Using a small tool, I adjusted the thermometer to read 32° when inserted in a cup of ice and water because one of the constants in my life is the fact that water freezes at 32°.  Two plus two will always be four, 12 inches make up a foot, water at sea level boils at 212° – these are constants I can count on no matter what I’m facing in life.

Even though I would like to make $2 plus $2 equal $1,000, it just isn’t going to happen because we can’t change the constants to fit our desires or to match our lifestyles. We can run as far away from our constants as we possibly can, but whether we have lost sight of them or not, they are still constant, unchanging, and resolute.  These truths, however, did not keep Israel from trying to change God, the most irrefutable Constant in their lives.
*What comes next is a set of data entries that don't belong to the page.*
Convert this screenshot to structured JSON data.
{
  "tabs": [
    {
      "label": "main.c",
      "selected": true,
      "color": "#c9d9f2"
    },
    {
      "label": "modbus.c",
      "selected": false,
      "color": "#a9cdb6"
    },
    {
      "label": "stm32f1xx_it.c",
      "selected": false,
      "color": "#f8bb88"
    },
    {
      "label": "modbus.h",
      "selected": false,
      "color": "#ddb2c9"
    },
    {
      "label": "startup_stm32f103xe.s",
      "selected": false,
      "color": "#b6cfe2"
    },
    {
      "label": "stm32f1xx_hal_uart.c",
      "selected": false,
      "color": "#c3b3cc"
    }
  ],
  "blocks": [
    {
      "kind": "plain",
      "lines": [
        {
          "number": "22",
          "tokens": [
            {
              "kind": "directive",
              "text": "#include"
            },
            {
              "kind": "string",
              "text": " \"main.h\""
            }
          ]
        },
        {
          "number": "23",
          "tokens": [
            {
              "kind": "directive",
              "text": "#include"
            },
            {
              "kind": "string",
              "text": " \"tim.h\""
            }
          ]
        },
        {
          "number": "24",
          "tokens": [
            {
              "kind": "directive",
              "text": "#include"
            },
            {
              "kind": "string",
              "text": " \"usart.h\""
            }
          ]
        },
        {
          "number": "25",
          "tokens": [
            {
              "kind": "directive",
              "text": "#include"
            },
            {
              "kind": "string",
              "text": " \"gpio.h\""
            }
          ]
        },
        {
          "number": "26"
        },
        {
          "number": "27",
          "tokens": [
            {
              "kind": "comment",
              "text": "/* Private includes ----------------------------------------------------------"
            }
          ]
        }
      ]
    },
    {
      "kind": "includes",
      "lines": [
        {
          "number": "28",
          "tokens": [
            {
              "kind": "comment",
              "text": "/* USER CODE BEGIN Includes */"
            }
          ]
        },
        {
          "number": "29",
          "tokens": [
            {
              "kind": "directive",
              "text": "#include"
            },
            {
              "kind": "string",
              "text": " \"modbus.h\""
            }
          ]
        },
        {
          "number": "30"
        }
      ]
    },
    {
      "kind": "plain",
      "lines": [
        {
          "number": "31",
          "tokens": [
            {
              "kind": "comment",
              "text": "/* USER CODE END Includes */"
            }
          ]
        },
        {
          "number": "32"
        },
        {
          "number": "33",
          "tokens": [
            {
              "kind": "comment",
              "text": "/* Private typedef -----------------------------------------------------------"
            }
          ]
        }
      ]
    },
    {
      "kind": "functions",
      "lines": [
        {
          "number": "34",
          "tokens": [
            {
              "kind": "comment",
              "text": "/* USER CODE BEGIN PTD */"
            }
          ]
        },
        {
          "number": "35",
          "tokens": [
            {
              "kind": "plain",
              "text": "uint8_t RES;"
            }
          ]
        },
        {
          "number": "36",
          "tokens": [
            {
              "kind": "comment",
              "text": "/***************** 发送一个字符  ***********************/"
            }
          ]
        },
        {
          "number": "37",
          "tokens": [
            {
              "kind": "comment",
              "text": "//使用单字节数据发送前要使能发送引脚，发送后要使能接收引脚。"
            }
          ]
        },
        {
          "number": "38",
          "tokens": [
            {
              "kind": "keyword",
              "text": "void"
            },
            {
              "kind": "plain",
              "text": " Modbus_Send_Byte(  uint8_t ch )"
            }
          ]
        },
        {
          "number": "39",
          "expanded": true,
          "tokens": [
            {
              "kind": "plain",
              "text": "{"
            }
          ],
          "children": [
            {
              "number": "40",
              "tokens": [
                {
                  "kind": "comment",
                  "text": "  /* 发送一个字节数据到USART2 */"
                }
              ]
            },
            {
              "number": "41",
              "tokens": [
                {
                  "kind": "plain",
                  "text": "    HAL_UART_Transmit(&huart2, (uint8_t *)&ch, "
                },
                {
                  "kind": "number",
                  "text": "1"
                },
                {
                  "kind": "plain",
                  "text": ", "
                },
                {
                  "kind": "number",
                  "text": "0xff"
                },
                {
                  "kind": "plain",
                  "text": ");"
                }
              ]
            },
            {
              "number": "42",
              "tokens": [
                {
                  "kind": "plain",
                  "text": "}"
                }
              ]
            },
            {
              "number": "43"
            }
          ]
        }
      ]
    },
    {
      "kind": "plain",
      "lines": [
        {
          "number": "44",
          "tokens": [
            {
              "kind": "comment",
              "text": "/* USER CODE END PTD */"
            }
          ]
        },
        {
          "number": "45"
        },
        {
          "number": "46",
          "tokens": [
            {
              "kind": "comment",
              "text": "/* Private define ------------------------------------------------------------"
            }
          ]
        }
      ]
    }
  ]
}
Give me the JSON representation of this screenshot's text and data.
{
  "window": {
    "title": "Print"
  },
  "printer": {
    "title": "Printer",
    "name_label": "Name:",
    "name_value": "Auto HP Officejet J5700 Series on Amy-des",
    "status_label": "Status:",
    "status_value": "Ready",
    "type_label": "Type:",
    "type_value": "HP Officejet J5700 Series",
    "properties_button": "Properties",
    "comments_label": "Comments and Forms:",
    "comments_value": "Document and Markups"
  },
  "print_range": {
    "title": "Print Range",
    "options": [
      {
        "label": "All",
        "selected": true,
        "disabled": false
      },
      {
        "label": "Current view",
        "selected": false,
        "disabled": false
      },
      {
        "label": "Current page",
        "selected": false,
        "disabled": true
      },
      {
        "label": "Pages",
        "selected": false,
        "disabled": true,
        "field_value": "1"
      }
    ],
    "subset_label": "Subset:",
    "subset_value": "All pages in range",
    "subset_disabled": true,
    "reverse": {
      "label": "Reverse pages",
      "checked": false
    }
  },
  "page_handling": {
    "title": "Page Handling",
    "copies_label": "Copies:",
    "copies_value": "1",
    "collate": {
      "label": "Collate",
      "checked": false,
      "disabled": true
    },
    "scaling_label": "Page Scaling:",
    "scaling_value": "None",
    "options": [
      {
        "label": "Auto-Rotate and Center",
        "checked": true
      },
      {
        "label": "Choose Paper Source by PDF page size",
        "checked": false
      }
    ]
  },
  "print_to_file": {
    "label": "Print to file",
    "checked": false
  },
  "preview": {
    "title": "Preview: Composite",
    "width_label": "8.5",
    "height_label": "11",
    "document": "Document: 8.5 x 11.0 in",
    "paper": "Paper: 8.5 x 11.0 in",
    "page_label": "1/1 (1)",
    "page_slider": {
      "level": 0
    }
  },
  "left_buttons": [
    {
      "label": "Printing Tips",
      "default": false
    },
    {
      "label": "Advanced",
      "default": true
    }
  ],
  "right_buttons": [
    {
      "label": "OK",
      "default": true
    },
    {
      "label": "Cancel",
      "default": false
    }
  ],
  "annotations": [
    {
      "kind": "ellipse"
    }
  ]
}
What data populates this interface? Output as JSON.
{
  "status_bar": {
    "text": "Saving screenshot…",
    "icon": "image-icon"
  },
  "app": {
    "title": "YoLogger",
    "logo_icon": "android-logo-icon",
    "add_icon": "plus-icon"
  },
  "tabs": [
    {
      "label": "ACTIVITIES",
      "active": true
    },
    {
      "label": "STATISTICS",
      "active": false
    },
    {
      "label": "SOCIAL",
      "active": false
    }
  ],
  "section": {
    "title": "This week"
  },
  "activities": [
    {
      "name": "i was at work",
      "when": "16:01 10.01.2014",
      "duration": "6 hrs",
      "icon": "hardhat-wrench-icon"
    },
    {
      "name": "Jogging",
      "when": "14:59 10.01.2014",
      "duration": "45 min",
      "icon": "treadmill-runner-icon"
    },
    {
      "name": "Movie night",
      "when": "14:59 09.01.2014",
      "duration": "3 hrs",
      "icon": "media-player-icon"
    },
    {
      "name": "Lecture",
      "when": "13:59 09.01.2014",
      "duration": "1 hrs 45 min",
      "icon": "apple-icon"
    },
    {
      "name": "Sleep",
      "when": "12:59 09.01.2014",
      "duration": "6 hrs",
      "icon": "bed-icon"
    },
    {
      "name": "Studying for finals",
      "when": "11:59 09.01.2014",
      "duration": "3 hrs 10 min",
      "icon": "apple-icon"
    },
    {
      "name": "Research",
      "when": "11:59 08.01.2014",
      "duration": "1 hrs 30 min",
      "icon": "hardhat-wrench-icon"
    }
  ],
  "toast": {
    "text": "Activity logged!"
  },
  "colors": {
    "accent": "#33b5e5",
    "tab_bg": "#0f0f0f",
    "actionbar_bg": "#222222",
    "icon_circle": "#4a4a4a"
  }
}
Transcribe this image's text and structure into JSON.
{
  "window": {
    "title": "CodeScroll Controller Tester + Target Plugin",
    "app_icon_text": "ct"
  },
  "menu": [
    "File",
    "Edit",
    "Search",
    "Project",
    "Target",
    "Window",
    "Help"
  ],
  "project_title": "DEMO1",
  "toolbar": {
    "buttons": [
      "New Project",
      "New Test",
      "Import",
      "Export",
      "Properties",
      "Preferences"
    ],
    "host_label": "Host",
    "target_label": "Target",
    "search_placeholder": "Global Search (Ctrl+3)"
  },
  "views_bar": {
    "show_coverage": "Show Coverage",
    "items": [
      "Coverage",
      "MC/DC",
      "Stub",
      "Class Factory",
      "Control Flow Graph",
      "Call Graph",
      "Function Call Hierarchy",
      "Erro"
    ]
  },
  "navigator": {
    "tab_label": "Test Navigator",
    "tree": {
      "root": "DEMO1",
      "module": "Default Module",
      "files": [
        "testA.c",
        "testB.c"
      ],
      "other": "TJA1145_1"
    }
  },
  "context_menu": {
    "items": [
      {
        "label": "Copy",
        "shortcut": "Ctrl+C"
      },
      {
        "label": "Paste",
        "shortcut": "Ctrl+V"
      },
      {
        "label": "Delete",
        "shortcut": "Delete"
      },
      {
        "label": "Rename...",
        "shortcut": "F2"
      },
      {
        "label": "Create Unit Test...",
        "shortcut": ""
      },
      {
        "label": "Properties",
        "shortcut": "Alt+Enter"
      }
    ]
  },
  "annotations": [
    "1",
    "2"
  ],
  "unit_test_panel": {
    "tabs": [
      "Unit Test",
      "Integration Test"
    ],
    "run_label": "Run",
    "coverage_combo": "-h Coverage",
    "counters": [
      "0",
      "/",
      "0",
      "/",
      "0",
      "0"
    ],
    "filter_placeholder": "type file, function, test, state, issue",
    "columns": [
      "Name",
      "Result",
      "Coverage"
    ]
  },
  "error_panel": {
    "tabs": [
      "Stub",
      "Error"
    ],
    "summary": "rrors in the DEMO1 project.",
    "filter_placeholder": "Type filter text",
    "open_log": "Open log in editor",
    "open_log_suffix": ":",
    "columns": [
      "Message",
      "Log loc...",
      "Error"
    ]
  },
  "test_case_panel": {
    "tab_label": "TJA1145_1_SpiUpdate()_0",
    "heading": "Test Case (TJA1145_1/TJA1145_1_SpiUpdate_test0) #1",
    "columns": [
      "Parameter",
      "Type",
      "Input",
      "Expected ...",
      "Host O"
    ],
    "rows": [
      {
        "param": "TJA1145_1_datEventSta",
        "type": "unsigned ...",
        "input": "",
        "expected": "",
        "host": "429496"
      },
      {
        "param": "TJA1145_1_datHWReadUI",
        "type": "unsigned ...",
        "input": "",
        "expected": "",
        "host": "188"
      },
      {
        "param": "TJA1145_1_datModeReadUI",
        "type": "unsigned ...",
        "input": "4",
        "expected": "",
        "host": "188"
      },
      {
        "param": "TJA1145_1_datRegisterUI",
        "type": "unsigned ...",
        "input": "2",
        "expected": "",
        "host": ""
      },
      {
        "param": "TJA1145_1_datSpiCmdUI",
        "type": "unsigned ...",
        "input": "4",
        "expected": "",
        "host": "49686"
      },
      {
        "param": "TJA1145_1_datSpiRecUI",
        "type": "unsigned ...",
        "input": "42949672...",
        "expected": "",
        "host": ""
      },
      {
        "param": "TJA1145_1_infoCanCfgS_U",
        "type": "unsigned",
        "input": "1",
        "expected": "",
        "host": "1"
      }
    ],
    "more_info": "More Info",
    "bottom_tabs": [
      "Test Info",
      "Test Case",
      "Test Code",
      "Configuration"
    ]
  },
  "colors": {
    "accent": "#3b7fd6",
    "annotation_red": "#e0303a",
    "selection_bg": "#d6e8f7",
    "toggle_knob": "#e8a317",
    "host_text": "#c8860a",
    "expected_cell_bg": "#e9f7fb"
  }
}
@ Judges 17
“One day [Micah] said to his mother, ‘I heard you place a curse on the person who stole 1,100 pieces of silver from you. Well, I have the money. I was the one who took it.’ ‘The Lord bless you for admitting it,’ his mother replied. He returned the money to her, and she said, ‘I now dedicate these silver coins to the Lord. In honor of my son, I will have an image carved and an idol cast.’” (2-3)  I’m not sure what part of Exodus 20:4 –You must not make for yourself an idol of any kind – this mother did not understand, but she chose to disregard the irrefutable Sovereignty of God and make a more user-friendly version for herself.  Eventually, Israel was destroyed because it chose to follow this example by worshiping idols as well.  The constant of God’s Word is unchangeable. 

@ Judges 19-21
The dismal story of the Levite and his concubine is heart-wrenching, to say the least, and the list of characters in this story that lost sight of their constant is long.  From the selfish Levite to the perverted Benjamites and to the Israelite army, all were living for themselves and making judgments based on tribal loyalties rather than the constants of God’s Word.  Even after God gave the army victory over the Benjamite warriors, they sought their own means to provide wives for the few remaining men of Benjamin. Obviously, the Israelites needed some recalibrating to the Constant in their lives, but unfortunately, they had lost sight of Him.

The last verse of the Book of Judges sums up the reason for all the sin, rash vows, civil war and bloodshed, “In those days Israel had no king; all the people did whatever seemed right in their own eyes.” (21:25)  The Israelites chose to reject the unchangeable King of all kings and all the constants He provided – constant love, constant guidance, constant provision and so much more – because they did not want to obey the constants of His commandments.   They chose poorly. 

Moving Forward:  I’m thankful today for all the constants of the Lord, including His commandments – “Your word is a lamp to guide my feet and a light for my path.”  His Word keeps me calibrated to my Constant!

Tomorrow @ Psalms 24-26